* utter refusal to increase job security for Fixed-Term faculty, limit out-of-schedule work for APs, create standards for academic quality, pay people during the Winter Closure, or increase promotion raises,
* a persistent attempt to dismantle protections of due process in discipline, and
* a refusal to extend the contract, so that we'd be working without a contract, starting Nov. 1st.
The pay proposal
* offered a total of a 4% COLA, which equals inflation over the last biennium but nothing toward the next 2 years, and
* another 4% in a "merit" structure that asserts that 30% of the faculty aren't even doing their jobs at the level required to be promoted to the position they currently hold. Another 40% were asserted to be only OK, not doing anything meritorious. Only the "top" 10% would have a hope of coming out ahead by the end of the biennium.
SO, they are going to incent us to work hard by
* giving most of us a pay cut, while salaries rise around us - at U of O, in the academy as a whole, and in Portland,
* allowing the whole PSU pay structure to drop even further from market, and
* letting us know while they're at it that most of us are doing a piss-poor job.
What management consultant advises you to insult the majority of your work-force and pit them against each other?
What we teach at PSU is that a merit pay program should offer at least a 5% raise, be available to everyone and 80% of your people should get it.
This is only more true when people work autonomously, as we do, and have a lot of control over the quality of their work.
On the way out the door at 5 pm, after keeping us there all day, they let us know that they would not be interested in extending the contract - an unusual and hostile act aimed at the union, particularly at the protections of the grievance process.
Then, over the weekend, they seem to have gotten nervous, realizing perhaps how dependent they are on the good will of the faculty to work with donors, community partners and granting organizations, as well as to recruit both students and faculty - not to mention, educate students and keep the place running.
We always have the option of both taking our case to the public, and "working to rule," of doing only what we absolutely have to do to meet our job descriptions, and nothing that could be conceived of as "optional," like taking on extra committee work, or more students, or answering surveys, or fundraising, or addressing community groups, or talking to reporters, or taking potential recruits out to dinner, or a myriad of other things that we do because we're professionals who take pride in our work and university.
How could they even tell, if so many of us are so deficient in our performance already?
Or maybe they realized how bad it would look to the mediator to have refused to extend the contract. This morning, Oct 31st, they decided that they DO want to extend the contract, after all, and we have done that- to November 30th or until we settle, whichever comes first.
But that's all we've got, the old contract extended for another month, a date to bargain on Nov. 14th, and a date with a mediator in mid-December, if we haven't settled by then.

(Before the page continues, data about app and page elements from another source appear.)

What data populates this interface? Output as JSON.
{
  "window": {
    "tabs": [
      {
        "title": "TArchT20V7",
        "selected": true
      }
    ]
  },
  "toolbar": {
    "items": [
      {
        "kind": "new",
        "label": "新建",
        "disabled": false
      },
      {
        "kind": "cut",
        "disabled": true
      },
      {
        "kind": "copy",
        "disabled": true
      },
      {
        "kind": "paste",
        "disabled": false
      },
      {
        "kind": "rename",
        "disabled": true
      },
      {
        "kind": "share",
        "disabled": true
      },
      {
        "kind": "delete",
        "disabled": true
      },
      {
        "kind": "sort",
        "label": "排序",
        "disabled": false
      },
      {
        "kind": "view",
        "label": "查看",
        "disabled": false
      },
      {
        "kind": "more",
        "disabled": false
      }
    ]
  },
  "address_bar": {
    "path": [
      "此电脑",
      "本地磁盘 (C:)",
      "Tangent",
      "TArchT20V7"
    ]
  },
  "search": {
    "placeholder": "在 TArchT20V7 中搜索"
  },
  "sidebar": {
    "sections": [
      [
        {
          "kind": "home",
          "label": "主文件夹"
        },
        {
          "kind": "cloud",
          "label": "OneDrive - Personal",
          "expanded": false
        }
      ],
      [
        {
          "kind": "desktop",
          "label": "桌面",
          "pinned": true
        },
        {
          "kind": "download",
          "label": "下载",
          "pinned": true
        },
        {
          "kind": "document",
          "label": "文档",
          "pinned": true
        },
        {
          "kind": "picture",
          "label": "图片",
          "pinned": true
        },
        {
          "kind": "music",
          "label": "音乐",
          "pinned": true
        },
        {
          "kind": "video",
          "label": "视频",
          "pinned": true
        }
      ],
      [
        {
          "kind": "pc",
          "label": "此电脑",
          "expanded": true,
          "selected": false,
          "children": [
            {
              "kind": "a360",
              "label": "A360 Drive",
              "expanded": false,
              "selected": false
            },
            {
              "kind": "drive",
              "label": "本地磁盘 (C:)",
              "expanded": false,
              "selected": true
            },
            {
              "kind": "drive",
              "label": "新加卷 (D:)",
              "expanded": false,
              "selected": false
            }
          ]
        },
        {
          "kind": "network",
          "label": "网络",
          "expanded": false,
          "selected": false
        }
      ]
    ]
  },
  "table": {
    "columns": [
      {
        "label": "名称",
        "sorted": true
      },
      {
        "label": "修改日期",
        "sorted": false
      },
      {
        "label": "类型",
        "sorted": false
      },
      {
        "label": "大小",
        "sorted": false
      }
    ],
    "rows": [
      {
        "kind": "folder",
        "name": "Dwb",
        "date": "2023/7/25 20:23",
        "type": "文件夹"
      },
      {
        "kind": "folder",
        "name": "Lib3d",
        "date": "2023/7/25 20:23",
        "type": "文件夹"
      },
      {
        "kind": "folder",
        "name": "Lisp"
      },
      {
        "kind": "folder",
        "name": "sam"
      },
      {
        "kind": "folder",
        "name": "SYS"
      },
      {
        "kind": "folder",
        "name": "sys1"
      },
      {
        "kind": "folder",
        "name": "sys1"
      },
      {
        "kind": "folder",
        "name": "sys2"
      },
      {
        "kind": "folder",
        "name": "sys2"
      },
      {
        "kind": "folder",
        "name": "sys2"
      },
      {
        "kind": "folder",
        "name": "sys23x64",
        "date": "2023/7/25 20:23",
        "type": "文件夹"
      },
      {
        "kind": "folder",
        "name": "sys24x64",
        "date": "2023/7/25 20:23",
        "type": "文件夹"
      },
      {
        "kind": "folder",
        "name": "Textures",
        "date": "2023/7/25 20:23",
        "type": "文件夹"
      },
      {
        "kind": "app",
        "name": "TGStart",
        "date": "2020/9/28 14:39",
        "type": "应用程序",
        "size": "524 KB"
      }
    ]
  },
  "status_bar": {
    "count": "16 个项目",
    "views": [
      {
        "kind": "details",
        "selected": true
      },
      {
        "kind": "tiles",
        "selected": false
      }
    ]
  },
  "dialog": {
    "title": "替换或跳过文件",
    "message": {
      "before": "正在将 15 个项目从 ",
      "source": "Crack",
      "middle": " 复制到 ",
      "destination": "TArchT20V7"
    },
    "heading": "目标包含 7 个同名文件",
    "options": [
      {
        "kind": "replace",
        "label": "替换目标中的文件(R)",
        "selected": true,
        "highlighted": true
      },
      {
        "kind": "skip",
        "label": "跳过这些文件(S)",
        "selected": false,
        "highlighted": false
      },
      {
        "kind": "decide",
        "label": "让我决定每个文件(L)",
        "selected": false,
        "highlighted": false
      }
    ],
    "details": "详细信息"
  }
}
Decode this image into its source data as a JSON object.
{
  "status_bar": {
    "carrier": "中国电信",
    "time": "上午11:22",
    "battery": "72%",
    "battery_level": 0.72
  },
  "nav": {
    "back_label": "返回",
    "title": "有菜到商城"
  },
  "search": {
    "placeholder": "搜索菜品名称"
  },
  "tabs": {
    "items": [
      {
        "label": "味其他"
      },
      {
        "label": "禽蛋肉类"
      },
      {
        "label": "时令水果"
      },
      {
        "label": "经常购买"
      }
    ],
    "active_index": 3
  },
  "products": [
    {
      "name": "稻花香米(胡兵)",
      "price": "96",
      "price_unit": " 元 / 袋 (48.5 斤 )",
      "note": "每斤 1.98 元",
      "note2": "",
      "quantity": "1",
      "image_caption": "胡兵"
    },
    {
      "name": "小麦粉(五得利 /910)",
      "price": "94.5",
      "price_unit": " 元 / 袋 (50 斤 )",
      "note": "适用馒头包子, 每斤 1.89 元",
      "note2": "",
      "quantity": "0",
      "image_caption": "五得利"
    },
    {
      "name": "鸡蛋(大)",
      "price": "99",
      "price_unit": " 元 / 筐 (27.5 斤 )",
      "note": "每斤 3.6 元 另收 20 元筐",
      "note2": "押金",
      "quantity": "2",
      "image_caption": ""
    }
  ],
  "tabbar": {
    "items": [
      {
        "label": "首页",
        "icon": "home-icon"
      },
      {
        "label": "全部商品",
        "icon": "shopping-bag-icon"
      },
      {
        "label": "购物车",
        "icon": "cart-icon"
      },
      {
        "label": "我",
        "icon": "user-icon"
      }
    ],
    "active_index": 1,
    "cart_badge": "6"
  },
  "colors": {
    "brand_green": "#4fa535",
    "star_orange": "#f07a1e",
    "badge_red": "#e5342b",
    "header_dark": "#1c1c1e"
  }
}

Stay tuned - we're going to need your support to get a half-way decent contract. I guess they need all of that enormous reserve for really important priorities, like hiring more Associate Deans and Assistant Vice Presidents....
And don't forget - despite how they cry that the union prevents them rewarding people they'd like to, they already have all the ability they need to reward performance. They gave millions last year and the year before in special equity and retention raises. Did you get one? If not, perhaps you should apply!
Mary King, AAUP VP for Bargaining
for the PSU-AAUP Bargaining Team